The National Health Service provides most health care to most people free of charge, but there are exceptions: Prescription charges have existed since 1951, and there are a number of other services for which fees are charged. Sometimes the charge is made to cover some of the cost of treatment, for example, dental fees. In other cases it is because the service is not covered by the NHS, for example, medical reports for insurance companies, claim forms for referral for private care and other letters and forms which require the doctor to review the patient's medical records.
Surely the doctor is being paid anyway?

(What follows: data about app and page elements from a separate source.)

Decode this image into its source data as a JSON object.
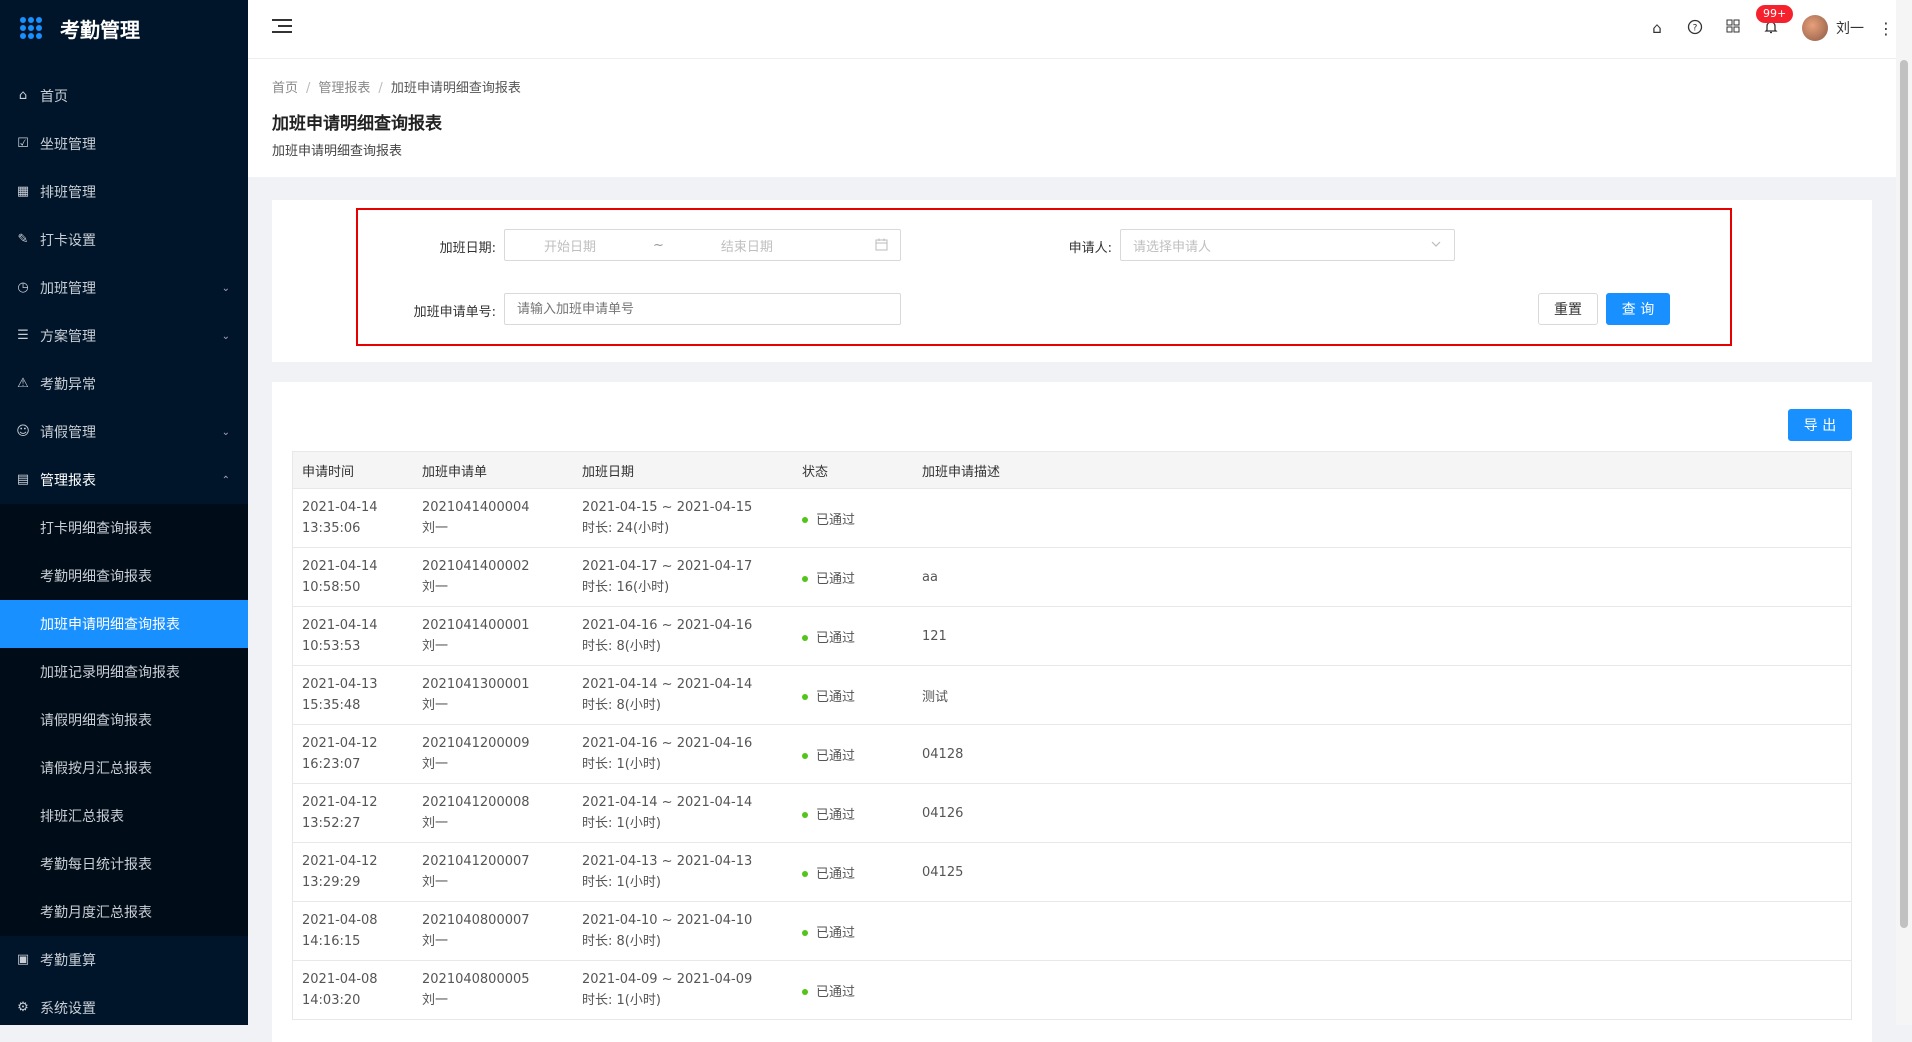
{
  "app": {
    "title": "考勤管理"
  },
  "sidebar": {
    "items": [
      {
        "label": "首页",
        "icon": "home-icon",
        "glyph": "⌂"
      },
      {
        "label": "坐班管理",
        "icon": "checkbox-icon",
        "glyph": "☑"
      },
      {
        "label": "排班管理",
        "icon": "calendar-icon",
        "glyph": "▦"
      },
      {
        "label": "打卡设置",
        "icon": "edit-icon",
        "glyph": "✎"
      },
      {
        "label": "加班管理",
        "icon": "clock-icon",
        "glyph": "◷",
        "arrow": "⌄"
      },
      {
        "label": "方案管理",
        "icon": "document-icon",
        "glyph": "☰",
        "arrow": "⌄"
      },
      {
        "label": "考勤异常",
        "icon": "alarm-icon",
        "glyph": "⚠"
      },
      {
        "label": "请假管理",
        "icon": "smile-icon",
        "glyph": "☺",
        "arrow": "⌄"
      },
      {
        "label": "管理报表",
        "icon": "report-icon",
        "glyph": "▤",
        "arrow": "⌃"
      }
    ],
    "sub_items": [
      "打卡明细查询报表",
      "考勤明细查询报表",
      "加班申请明细查询报表",
      "加班记录明细查询报表",
      "请假明细查询报表",
      "请假按月汇总报表",
      "排班汇总报表",
      "考勤每日统计报表",
      "考勤月度汇总报表"
    ],
    "bottom_items": [
      {
        "label": "考勤重算",
        "icon": "calculator-icon",
        "glyph": "▣"
      },
      {
        "label": "系统设置",
        "icon": "gear-icon",
        "glyph": "⚙"
      }
    ]
  },
  "header": {
    "badge": "99+",
    "user_name": "刘一",
    "icons": [
      "home-icon",
      "help-icon",
      "apps-icon",
      "bell-icon"
    ]
  },
  "page": {
    "breadcrumb": [
      "首页",
      "管理报表",
      "加班申请明细查询报表"
    ],
    "title": "加班申请明细查询报表",
    "subtitle": "加班申请明细查询报表"
  },
  "filters": {
    "date_label": "加班日期:",
    "start_placeholder": "开始日期",
    "range_sep": "~",
    "end_placeholder": "结束日期",
    "applicant_label": "申请人:",
    "applicant_placeholder": "请选择申请人",
    "number_label": "加班申请单号:",
    "number_placeholder": "请输入加班申请单号",
    "reset": "重置",
    "query": "查 询"
  },
  "table": {
    "export": "导 出",
    "headers": [
      "申请时间",
      "加班申请单",
      "加班日期",
      "状态",
      "加班申请描述"
    ],
    "rows": [
      {
        "date": "2021-04-14",
        "time": "13:35:06",
        "no": "2021041400004",
        "user": "刘一",
        "range": "2021-04-15 ~ 2021-04-15",
        "duration": "时长: 24(小时)",
        "status": "已通过",
        "desc": ""
      },
      {
        "date": "2021-04-14",
        "time": "10:58:50",
        "no": "2021041400002",
        "user": "刘一",
        "range": "2021-04-17 ~ 2021-04-17",
        "duration": "时长: 16(小时)",
        "status": "已通过",
        "desc": "aa"
      },
      {
        "date": "2021-04-14",
        "time": "10:53:53",
        "no": "2021041400001",
        "user": "刘一",
        "range": "2021-04-16 ~ 2021-04-16",
        "duration": "时长: 8(小时)",
        "status": "已通过",
        "desc": "121"
      },
      {
        "date": "2021-04-13",
        "time": "15:35:48",
        "no": "2021041300001",
        "user": "刘一",
        "range": "2021-04-14 ~ 2021-04-14",
        "duration": "时长: 8(小时)",
        "status": "已通过",
        "desc": "测试"
      },
      {
        "date": "2021-04-12",
        "time": "16:23:07",
        "no": "2021041200009",
        "user": "刘一",
        "range": "2021-04-16 ~ 2021-04-16",
        "duration": "时长: 1(小时)",
        "status": "已通过",
        "desc": "04128"
      },
      {
        "date": "2021-04-12",
        "time": "13:52:27",
        "no": "2021041200008",
        "user": "刘一",
        "range": "2021-04-14 ~ 2021-04-14",
        "duration": "时长: 1(小时)",
        "status": "已通过",
        "desc": "04126"
      },
      {
        "date": "2021-04-12",
        "time": "13:29:29",
        "no": "2021041200007",
        "user": "刘一",
        "range": "2021-04-13 ~ 2021-04-13",
        "duration": "时长: 1(小时)",
        "status": "已通过",
        "desc": "04125"
      },
      {
        "date": "2021-04-08",
        "time": "14:16:15",
        "no": "2021040800007",
        "user": "刘一",
        "range": "2021-04-10 ~ 2021-04-10",
        "duration": "时长: 8(小时)",
        "status": "已通过",
        "desc": ""
      },
      {
        "date": "2021-04-08",
        "time": "14:03:20",
        "no": "2021040800005",
        "user": "刘一",
        "range": "2021-04-09 ~ 2021-04-09",
        "duration": "时长: 1(小时)",
        "status": "已通过",
        "desc": ""
      }
    ]
  },
  "colors": {
    "sidebar": "#001529",
    "primary": "#1890ff",
    "highlight": "#e60000",
    "success": "#52c41a"
  }
}
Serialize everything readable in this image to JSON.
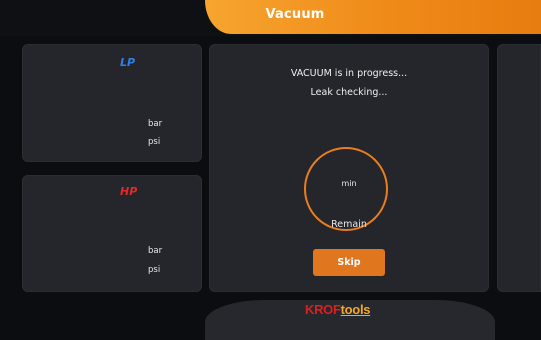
{
  "header": {
    "title": "Vacuum"
  },
  "lp_gauge": {
    "label": "LP",
    "unit_bar": "bar",
    "unit_psi": "psi",
    "color": "#2f7fe8"
  },
  "hp_gauge": {
    "label": "HP",
    "unit_bar": "bar",
    "unit_psi": "psi",
    "color": "#e02a2a"
  },
  "main": {
    "status_line1": "VACUUM is in progress...",
    "status_line2": "Leak checking...",
    "timer_unit": "min",
    "remain_label": "Remain",
    "skip_label": "Skip",
    "accent": "#e0761e"
  },
  "footer": {
    "logo_part1": "KROF",
    "logo_part2": "tools"
  }
}
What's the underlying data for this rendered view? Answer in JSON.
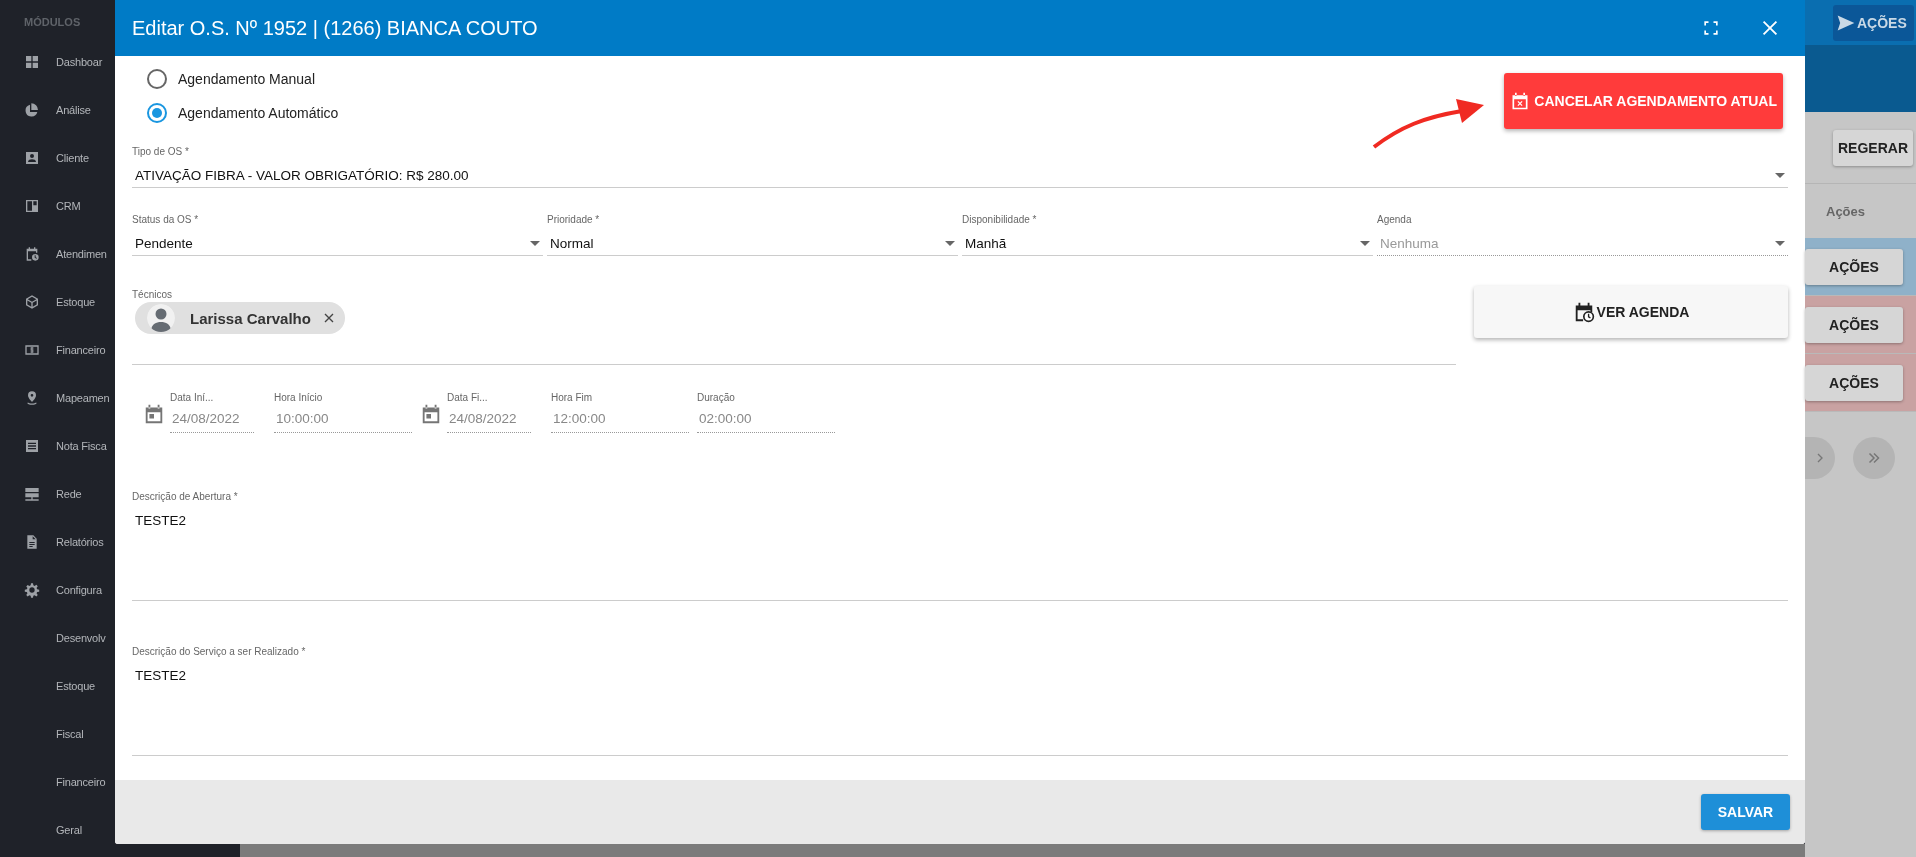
{
  "sidebar": {
    "heading": "MÓDULOS",
    "items": [
      {
        "label": "Dashboar"
      },
      {
        "label": "Análise"
      },
      {
        "label": "Cliente"
      },
      {
        "label": "CRM"
      },
      {
        "label": "Atendimen"
      },
      {
        "label": "Estoque"
      },
      {
        "label": "Financeiro"
      },
      {
        "label": "Mapeamen"
      },
      {
        "label": "Nota Fisca"
      },
      {
        "label": "Rede"
      },
      {
        "label": "Relatórios"
      },
      {
        "label": "Configura"
      }
    ],
    "sub_items": [
      {
        "label": "Desenvolv"
      },
      {
        "label": "Estoque"
      },
      {
        "label": "Fiscal"
      },
      {
        "label": "Financeiro"
      },
      {
        "label": "Geral"
      }
    ]
  },
  "modal": {
    "title": "Editar O.S. Nº 1952 | (1266) BIANCA COUTO",
    "scheduling_options": [
      {
        "label": "Agendamento Manual",
        "selected": false
      },
      {
        "label": "Agendamento Automático",
        "selected": true
      }
    ],
    "cancel_button": "CANCELAR AGENDAMENTO ATUAL",
    "os_type": {
      "label": "Tipo de OS *",
      "value": "ATIVAÇÃO FIBRA - VALOR OBRIGATÓRIO: R$ 280.00"
    },
    "selects": [
      {
        "label": "Status da OS *",
        "value": "Pendente",
        "disabled": false
      },
      {
        "label": "Prioridade *",
        "value": "Normal",
        "disabled": false
      },
      {
        "label": "Disponibilidade *",
        "value": "Manhã",
        "disabled": false
      },
      {
        "label": "Agenda",
        "value": "Nenhuma",
        "disabled": true
      }
    ],
    "technicians": {
      "label": "Técnicos",
      "chips": [
        {
          "name": "Larissa Carvalho"
        }
      ]
    },
    "schedule_button": "VER AGENDA",
    "time_fields": [
      {
        "kind": "date",
        "label": "Data Iní...",
        "value": "24/08/2022",
        "disabled": true
      },
      {
        "kind": "time",
        "label": "Hora Início",
        "value": "10:00:00",
        "disabled": true
      },
      {
        "kind": "date",
        "label": "Data Fi...",
        "value": "24/08/2022",
        "disabled": true
      },
      {
        "kind": "time",
        "label": "Hora Fim",
        "value": "12:00:00",
        "disabled": true
      },
      {
        "kind": "time",
        "label": "Duração",
        "value": "02:00:00",
        "disabled": true
      }
    ],
    "descriptions": [
      {
        "label": "Descrição de Abertura *",
        "value": "TESTE2"
      },
      {
        "label": "Descrição do Serviço a ser Realizado *",
        "value": "TESTE2"
      }
    ],
    "save_button": "SALVAR"
  },
  "background_page": {
    "actions_button": "AÇÕES",
    "regenerate_button": "REGERAR",
    "column_header": "Ações",
    "rows": [
      {
        "button": "AÇÕES",
        "color": "#8fb1c9"
      },
      {
        "button": "AÇÕES",
        "color": "#c9a2a2"
      },
      {
        "button": "AÇÕES",
        "color": "#c9a2a2"
      }
    ]
  }
}
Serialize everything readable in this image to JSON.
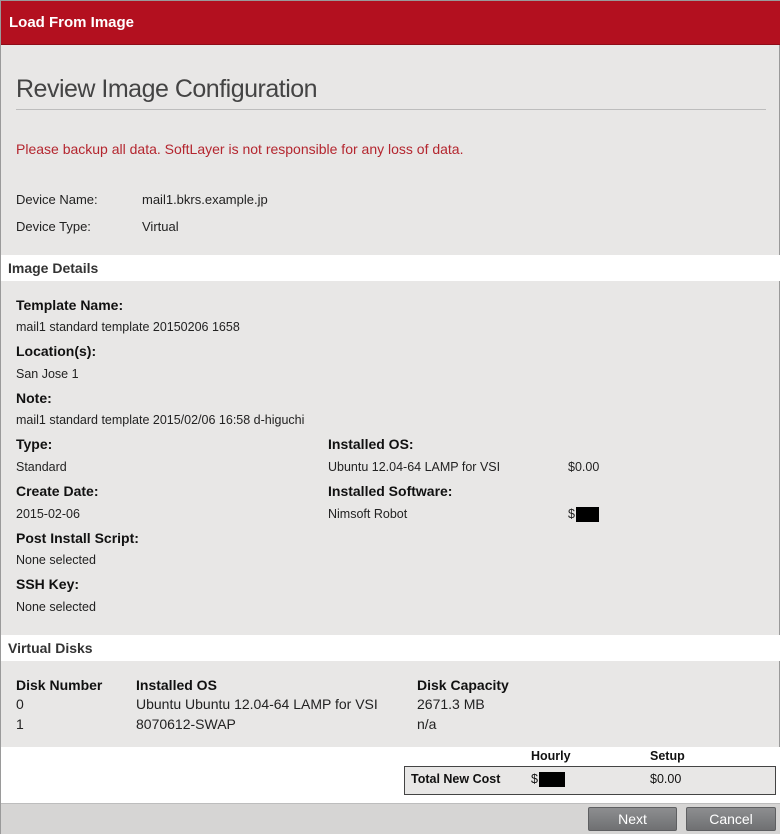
{
  "dialog": {
    "title": "Load From Image"
  },
  "review": {
    "title": "Review Image Configuration",
    "warning": "Please backup all data. SoftLayer is not responsible for any loss of data.",
    "device_name_label": "Device Name:",
    "device_name": "mail1.bkrs.example.jp",
    "device_type_label": "Device Type:",
    "device_type": "Virtual"
  },
  "image_details": {
    "heading": "Image Details",
    "template_name_label": "Template Name:",
    "template_name": "mail1 standard template 20150206 1658",
    "locations_label": "Location(s):",
    "locations": "San Jose 1",
    "note_label": "Note:",
    "note": "mail1 standard template 2015/02/06 16:58 d-higuchi",
    "type_label": "Type:",
    "type": "Standard",
    "create_date_label": "Create Date:",
    "create_date": "2015-02-06",
    "post_install_label": "Post Install Script:",
    "post_install": "None selected",
    "ssh_key_label": "SSH Key:",
    "ssh_key": "None selected",
    "installed_os_label": "Installed OS:",
    "installed_os": "Ubuntu 12.04-64 LAMP for VSI",
    "installed_os_price": "$0.00",
    "installed_software_label": "Installed Software:",
    "installed_software": "Nimsoft Robot",
    "installed_software_price_prefix": "$"
  },
  "virtual_disks": {
    "heading": "Virtual Disks",
    "columns": [
      "Disk Number",
      "Installed OS",
      "Disk Capacity"
    ],
    "rows": [
      [
        "0",
        "Ubuntu Ubuntu 12.04-64 LAMP for VSI",
        "2671.3 MB"
      ],
      [
        "1",
        "8070612-SWAP",
        "n/a"
      ]
    ]
  },
  "cost": {
    "hourly_header": "Hourly",
    "setup_header": "Setup",
    "total_label": "Total New Cost",
    "hourly_prefix": "$",
    "setup": "$0.00"
  },
  "footer": {
    "next_label": "Next",
    "cancel_label": "Cancel"
  }
}
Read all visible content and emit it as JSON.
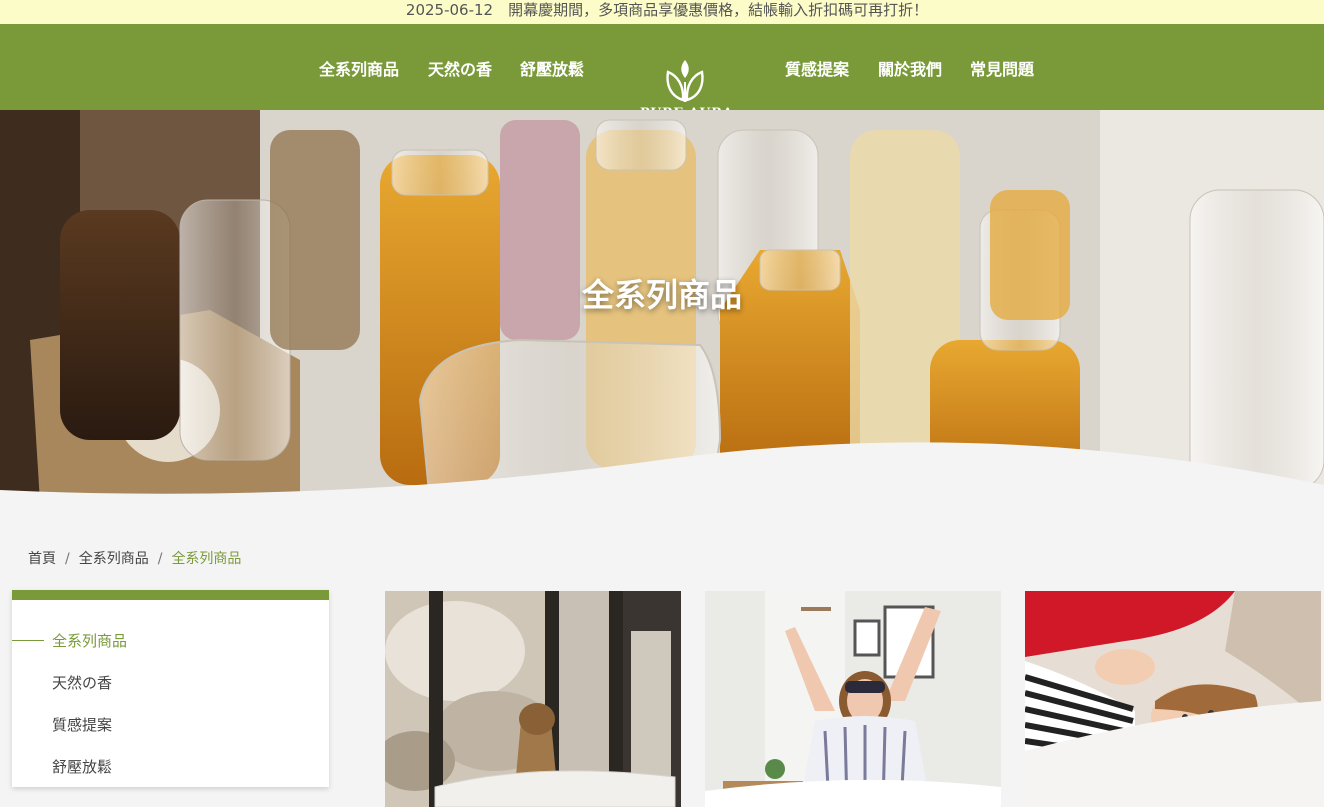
{
  "announcement": "2025-06-12　開幕慶期間，多項商品享優惠價格，結帳輸入折扣碼可再打折！",
  "nav": {
    "left": [
      "全系列商品",
      "天然の香",
      "舒壓放鬆"
    ],
    "right": [
      "質感提案",
      "關於我們",
      "常見問題"
    ],
    "logo_text": "PURE AURA"
  },
  "hero": {
    "title": "全系列商品"
  },
  "breadcrumb": {
    "items": [
      "首頁",
      "全系列商品",
      "全系列商品"
    ]
  },
  "sidebar": {
    "items": [
      "全系列商品",
      "天然の香",
      "質感提案",
      "舒壓放鬆"
    ],
    "active_index": 0
  },
  "colors": {
    "brand": "#7a9a3a",
    "announce_bg": "#fcfcc8",
    "page_bg": "#f4f4f4"
  },
  "products": [
    {
      "image": "woman-in-bathtub-photo"
    },
    {
      "image": "woman-stretching-in-bed-photo"
    },
    {
      "image": "child-under-blanket-photo"
    }
  ]
}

It is important to understand that GPs are not employed by the NHS. They are self employed, and they have to cover their costs - staff, buildings, heating, lighting etc - in the same way as any small business. The NHS pays the doctor for specific NHS work, but for non-NHS work the fee has to cover the doctor's costs.
What is covered by the NHS and what is not?
The government's contract with GPs covers medical services to NHS patients. In recent years, more and more organisations have been involving doctors in a whole range of non-medical work.
Examples of non-NHS services for which GPs can charge their NHS patients are:
Certain travel vaccinations
Private medical insurance reports
Holiday cancellation claim forms
Referral for private care forms
Letters requested by, or on behalf of, the patient
Examples of non-NHS services for which GPs can charge other institutions are:
Medical reports for an insurance company
Some reports for the DSS/Benefits Agency
Examinations of local authority employees
Why does it sometimes take my GP a long time to complete my form?
Time spent completing forms and preparing reports takes the GP away from the medical care of his/her patients. GPs have a very heavy workload and paperwork takes up an increasing amount of their time.
I only need the doctor's signature-what is the problem?
When a doctor signs a certificate or completes a report, it is a condition of remaining on the Medical Register that they only sign what they know to be true. Therefore, in order to complete even the simplest of forms, the doctor needs to check the patient's entire medical record. Carelessness or an inaccurate report can have serious consequences for the doctor, with the General Medical Council or even the Police.
What will I be charged?
The BMA recommends that GPs tell patients in advance if they will be charged, and how much. It is up to the individual practice to decide how much to charge, but the BMA produces lists of suggested fees for the Doctors to use as a guideline.
THERE WILL BE NO EXCEPTIONS .
What can I do to help?
Not all documents need signature by a doctor. For example, you could ask another person in a position of trust, who may be willing to sign a passport application free of charge. (Teacher, Accountant, etc)
You can complete the form to the best of your ability in pencil, so the doctor just has to quickly verify your entries against the information we hold.
Do not expect your GP to process forms overnight, urgent requests may mean that a doctor has to make special arrangements to process the form quickly, and this will cost more.